Materials provided:

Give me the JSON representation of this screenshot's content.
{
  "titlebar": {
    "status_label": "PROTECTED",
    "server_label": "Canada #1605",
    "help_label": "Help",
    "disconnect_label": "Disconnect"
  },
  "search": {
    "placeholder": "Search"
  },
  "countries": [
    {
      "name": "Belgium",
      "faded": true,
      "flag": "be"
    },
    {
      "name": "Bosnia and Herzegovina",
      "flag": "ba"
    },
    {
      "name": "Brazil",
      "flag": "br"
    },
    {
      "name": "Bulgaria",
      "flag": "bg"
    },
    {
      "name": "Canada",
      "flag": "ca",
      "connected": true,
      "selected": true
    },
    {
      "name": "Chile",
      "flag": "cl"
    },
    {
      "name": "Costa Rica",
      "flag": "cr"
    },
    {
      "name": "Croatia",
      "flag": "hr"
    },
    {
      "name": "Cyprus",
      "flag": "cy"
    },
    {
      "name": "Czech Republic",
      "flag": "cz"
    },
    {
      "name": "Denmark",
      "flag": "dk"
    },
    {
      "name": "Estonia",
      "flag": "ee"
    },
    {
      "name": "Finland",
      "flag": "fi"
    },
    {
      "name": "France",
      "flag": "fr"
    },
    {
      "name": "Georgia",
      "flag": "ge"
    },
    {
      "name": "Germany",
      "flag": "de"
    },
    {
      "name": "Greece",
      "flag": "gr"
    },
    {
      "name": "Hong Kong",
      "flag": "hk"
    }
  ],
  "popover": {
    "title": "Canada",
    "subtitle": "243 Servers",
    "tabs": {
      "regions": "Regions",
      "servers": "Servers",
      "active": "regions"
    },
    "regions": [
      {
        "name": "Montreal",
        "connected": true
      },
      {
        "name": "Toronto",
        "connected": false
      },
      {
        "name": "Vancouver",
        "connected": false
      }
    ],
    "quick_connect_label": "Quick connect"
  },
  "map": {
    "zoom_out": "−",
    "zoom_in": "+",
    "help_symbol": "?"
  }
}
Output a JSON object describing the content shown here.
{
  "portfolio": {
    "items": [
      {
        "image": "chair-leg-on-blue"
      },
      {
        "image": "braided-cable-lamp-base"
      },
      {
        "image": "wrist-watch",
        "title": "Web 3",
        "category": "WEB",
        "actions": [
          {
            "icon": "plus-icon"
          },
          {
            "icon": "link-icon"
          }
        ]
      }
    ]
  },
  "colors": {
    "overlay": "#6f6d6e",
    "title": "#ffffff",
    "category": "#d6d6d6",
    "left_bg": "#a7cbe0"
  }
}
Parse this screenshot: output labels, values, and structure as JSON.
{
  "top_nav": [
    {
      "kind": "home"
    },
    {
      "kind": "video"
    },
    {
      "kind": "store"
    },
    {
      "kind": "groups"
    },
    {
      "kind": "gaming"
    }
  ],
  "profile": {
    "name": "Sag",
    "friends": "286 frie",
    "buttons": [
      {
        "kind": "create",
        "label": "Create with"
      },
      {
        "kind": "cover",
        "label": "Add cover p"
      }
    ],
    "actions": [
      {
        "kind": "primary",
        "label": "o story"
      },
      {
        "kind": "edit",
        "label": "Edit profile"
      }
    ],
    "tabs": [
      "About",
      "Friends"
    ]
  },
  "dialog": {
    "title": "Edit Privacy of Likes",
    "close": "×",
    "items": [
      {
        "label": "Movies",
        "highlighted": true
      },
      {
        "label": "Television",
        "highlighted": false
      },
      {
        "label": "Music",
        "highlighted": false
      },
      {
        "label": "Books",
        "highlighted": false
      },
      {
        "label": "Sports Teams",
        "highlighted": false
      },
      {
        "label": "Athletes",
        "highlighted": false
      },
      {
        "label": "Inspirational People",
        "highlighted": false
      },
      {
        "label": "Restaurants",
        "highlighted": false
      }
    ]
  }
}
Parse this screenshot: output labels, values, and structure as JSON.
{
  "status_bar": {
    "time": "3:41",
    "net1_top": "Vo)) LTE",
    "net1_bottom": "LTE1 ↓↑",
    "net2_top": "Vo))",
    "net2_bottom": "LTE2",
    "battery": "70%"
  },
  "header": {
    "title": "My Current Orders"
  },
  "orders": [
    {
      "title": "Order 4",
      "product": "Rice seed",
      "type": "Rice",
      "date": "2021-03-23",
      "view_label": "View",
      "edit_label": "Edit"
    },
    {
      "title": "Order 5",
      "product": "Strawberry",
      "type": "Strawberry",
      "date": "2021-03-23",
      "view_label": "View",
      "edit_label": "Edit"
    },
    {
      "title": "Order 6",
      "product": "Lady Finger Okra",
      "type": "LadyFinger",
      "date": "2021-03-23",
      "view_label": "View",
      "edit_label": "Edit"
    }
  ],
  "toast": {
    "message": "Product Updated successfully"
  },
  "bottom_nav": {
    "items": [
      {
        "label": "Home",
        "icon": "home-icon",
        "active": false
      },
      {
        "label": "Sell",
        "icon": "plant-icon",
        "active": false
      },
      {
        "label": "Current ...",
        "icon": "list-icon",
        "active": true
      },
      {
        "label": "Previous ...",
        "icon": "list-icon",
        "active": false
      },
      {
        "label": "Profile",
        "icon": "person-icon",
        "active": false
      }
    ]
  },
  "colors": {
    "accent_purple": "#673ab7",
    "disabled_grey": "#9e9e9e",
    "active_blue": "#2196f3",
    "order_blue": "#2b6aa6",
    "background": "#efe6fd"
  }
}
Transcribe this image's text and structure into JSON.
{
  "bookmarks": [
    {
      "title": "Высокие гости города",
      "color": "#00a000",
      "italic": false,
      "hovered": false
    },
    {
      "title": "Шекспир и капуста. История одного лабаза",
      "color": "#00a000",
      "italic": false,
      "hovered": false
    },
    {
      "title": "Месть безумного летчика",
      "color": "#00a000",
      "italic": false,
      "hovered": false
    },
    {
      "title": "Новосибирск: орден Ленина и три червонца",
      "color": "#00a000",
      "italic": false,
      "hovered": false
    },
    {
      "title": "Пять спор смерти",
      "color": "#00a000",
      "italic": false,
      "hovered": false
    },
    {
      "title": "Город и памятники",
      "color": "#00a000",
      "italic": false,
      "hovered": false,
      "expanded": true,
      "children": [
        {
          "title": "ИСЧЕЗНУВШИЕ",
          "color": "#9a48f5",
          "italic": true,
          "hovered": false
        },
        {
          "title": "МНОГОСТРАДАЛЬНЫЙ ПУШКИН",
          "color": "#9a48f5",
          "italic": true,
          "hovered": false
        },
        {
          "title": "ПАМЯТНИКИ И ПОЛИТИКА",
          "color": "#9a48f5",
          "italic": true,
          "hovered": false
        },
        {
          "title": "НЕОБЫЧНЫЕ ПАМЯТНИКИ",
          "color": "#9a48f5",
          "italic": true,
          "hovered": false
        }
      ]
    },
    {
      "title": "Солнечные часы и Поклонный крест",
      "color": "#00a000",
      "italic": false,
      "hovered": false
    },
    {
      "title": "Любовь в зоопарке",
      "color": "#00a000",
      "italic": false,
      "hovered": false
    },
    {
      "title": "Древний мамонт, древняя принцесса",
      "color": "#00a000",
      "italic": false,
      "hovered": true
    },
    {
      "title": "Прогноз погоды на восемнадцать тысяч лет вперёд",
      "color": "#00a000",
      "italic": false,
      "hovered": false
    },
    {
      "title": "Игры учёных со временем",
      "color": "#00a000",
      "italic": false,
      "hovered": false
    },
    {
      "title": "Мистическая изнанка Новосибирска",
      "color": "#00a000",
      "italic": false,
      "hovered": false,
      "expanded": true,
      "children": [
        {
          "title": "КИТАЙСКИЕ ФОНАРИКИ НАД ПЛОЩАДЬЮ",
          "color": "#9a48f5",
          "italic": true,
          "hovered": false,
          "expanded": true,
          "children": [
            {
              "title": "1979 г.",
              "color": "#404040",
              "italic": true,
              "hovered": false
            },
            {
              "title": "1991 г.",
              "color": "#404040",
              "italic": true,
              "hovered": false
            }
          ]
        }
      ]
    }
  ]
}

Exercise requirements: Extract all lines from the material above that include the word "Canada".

Reply:
    "server_label": "Canada #1605",
      "name": "Canada",
    "title": "Canada",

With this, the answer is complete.